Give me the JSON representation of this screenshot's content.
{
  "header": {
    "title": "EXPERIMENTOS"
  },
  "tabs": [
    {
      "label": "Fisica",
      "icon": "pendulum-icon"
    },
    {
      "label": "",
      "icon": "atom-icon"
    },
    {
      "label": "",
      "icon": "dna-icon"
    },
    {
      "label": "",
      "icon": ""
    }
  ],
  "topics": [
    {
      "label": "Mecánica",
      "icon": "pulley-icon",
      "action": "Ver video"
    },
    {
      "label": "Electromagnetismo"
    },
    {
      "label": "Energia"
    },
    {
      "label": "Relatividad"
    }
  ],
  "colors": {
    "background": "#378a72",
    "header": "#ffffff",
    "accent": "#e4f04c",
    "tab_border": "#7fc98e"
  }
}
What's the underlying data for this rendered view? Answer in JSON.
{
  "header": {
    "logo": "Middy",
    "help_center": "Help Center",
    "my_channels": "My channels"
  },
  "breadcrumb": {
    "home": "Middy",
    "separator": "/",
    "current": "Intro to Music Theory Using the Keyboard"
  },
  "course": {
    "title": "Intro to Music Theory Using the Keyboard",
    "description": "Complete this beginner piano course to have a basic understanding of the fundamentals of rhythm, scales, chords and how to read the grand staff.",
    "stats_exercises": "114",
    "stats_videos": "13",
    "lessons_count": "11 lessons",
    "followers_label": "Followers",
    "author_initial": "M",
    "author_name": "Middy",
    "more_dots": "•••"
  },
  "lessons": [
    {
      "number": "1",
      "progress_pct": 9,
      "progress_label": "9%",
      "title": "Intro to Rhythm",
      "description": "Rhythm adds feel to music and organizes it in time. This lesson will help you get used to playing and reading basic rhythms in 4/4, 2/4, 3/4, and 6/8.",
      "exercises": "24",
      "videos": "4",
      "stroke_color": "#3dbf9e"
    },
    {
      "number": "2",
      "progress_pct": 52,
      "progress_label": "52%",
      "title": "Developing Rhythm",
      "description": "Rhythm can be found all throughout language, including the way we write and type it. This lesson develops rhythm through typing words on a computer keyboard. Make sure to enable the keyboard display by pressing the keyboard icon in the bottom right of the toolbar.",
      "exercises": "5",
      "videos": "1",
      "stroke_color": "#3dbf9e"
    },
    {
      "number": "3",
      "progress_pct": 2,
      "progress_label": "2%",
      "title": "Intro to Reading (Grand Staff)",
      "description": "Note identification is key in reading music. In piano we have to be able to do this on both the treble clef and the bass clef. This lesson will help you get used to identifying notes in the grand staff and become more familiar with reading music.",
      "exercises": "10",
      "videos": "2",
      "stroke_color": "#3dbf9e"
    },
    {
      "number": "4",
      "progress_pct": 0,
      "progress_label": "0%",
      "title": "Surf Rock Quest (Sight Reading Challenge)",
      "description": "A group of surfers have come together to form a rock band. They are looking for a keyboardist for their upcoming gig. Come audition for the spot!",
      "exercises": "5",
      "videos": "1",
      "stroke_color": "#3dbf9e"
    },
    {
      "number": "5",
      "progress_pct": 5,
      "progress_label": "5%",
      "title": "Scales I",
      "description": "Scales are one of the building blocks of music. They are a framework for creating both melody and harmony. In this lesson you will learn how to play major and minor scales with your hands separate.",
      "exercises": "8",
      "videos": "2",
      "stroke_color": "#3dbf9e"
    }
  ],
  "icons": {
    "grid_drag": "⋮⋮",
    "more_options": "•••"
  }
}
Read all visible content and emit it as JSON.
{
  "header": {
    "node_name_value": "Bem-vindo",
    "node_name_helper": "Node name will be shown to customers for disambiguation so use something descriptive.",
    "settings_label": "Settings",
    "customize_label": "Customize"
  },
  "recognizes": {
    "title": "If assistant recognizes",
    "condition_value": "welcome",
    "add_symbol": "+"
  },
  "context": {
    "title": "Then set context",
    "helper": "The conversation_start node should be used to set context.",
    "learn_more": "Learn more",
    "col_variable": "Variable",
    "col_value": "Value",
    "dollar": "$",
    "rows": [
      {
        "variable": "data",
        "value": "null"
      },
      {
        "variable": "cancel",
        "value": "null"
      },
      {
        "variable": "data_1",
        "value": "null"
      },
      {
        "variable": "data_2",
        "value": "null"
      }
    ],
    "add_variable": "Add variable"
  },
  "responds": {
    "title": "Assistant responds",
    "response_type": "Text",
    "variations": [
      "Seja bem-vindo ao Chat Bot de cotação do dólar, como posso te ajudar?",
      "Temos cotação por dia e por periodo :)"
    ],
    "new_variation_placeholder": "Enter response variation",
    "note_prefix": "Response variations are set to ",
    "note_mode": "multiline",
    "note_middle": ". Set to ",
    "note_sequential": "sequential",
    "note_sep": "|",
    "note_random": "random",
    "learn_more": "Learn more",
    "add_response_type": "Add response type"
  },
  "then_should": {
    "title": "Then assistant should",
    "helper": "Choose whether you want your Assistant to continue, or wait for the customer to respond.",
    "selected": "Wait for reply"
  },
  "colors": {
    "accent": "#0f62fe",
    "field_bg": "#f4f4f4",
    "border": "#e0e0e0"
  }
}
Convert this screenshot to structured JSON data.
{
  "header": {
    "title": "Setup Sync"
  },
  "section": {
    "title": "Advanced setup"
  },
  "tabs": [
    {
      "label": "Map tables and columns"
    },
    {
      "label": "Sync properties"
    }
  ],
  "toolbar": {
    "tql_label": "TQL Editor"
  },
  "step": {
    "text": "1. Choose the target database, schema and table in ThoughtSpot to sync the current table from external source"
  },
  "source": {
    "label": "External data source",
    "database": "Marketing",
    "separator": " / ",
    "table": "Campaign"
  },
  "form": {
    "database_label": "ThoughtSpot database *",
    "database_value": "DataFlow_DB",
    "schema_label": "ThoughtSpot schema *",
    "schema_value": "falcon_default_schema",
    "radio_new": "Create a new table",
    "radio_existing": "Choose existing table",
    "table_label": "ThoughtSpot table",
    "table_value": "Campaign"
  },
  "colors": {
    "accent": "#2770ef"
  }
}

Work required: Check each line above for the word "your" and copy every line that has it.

Task output:
      "description": "Scales are one of the building blocks of music. They are a framework for creating both melody and harmony. In this lesson you will learn how to play major and minor scales with your hands separate.",
    "helper": "Choose whether you want your Assistant to continue, or wait for the customer to respond.",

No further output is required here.